There is no One Size Fits All answer and just calling for heads to roll while leaving faulty systems in place is like sticking a plaster over an infected wound. The whole care and reporting system needs looking at from the bottom up and better systems put in place. The teenage girls' freedom was partly a reaction to the horror at how previous generations of "delinquent" girls were locked up in asylums "for their own safety". Somewhere there has to be a happy medium.
That's a good point. We do need to discriminate.
On the other hand, the men who take advantage of the neediness of such girls are criminals and need to be locked up- and the many people in positions of authority who turned a blind eye need to have a change of heart.
The girls might have enjoyed the experience at first - that's what grooming is all about - but the Rotherham report makes it clear that even after many of them complained, they were still ignored.
Indeed, though from at least one article I read, it wasn't the boots on the ground that failed to report these what was happening, it was made light of and forgotten higher up the command chain, possibly due to the perception that any move against the perpetrators would be seen as institutionalised racism.
But we're back up against the general problem that people have the idea that rape is a crime of violence perpetrated by strangers whereas it's most usually committed by someone the victim knows and may be someone they've had consensual sex with previously. Obtaining evidence that will stand up in court is not always easy and prosecuting without evidence is a waste of time and money because the case will be thrown out.
As you know, I worked with abused kids and I'm at the stage of just wanting to throw all the things at someone in authority..........
But who exactly? So many people have failed- from the egregious Mr Wright to the cops who allowed themselves to be intimidated by some street punk pulling the race card.
And you and I know that Rotherham wasn't exceptional.
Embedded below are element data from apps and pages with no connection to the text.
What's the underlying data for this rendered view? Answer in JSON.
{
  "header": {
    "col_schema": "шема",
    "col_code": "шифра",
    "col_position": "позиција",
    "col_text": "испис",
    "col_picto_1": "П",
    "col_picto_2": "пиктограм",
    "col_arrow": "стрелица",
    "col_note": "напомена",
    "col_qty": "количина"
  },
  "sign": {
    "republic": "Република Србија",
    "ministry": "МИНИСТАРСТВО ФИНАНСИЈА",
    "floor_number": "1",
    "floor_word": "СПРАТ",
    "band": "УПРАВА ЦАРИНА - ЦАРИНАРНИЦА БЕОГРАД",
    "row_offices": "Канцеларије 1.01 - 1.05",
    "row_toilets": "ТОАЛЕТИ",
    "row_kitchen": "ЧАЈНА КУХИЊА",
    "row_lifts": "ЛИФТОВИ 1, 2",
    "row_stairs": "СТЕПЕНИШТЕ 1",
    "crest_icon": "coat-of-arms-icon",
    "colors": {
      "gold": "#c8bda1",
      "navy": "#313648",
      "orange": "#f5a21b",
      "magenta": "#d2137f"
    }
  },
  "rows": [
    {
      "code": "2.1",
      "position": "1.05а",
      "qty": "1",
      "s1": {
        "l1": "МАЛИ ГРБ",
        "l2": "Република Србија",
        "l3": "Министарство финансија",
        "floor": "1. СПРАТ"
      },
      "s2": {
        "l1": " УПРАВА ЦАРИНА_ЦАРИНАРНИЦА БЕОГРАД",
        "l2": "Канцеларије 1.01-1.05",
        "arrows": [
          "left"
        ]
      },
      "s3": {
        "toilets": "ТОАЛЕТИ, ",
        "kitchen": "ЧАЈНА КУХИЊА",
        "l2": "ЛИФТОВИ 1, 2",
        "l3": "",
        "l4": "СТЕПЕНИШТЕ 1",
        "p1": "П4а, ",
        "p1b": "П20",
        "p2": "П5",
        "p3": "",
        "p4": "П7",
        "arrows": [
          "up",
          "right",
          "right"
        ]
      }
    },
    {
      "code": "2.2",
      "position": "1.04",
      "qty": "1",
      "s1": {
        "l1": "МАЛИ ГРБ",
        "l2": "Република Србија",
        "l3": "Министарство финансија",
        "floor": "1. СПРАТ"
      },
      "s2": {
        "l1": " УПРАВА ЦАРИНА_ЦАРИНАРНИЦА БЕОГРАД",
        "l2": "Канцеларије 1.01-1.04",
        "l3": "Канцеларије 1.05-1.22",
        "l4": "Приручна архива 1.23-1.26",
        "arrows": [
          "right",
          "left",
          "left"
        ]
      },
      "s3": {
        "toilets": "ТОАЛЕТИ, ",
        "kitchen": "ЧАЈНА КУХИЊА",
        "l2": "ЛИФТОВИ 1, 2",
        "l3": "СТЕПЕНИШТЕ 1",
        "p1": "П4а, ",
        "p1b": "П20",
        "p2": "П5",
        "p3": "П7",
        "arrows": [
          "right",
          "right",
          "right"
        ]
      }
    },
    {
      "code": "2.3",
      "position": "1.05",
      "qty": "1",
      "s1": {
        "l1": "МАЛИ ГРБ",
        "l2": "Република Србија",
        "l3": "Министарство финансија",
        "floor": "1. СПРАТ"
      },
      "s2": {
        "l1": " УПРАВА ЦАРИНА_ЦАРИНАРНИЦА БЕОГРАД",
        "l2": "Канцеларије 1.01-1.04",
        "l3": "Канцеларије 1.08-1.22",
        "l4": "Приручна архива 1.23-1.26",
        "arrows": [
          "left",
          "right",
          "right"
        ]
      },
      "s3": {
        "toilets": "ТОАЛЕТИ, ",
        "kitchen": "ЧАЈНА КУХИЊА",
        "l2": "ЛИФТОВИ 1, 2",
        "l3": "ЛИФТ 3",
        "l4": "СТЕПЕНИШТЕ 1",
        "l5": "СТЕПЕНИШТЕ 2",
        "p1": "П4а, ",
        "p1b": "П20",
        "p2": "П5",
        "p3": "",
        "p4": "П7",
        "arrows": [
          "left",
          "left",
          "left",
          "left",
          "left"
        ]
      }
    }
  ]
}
I doubt that it's the pedophile being protected so much as whichever institution he's associated with. Can't have all of us looking bad now can we?
Nothing to see here; move along please...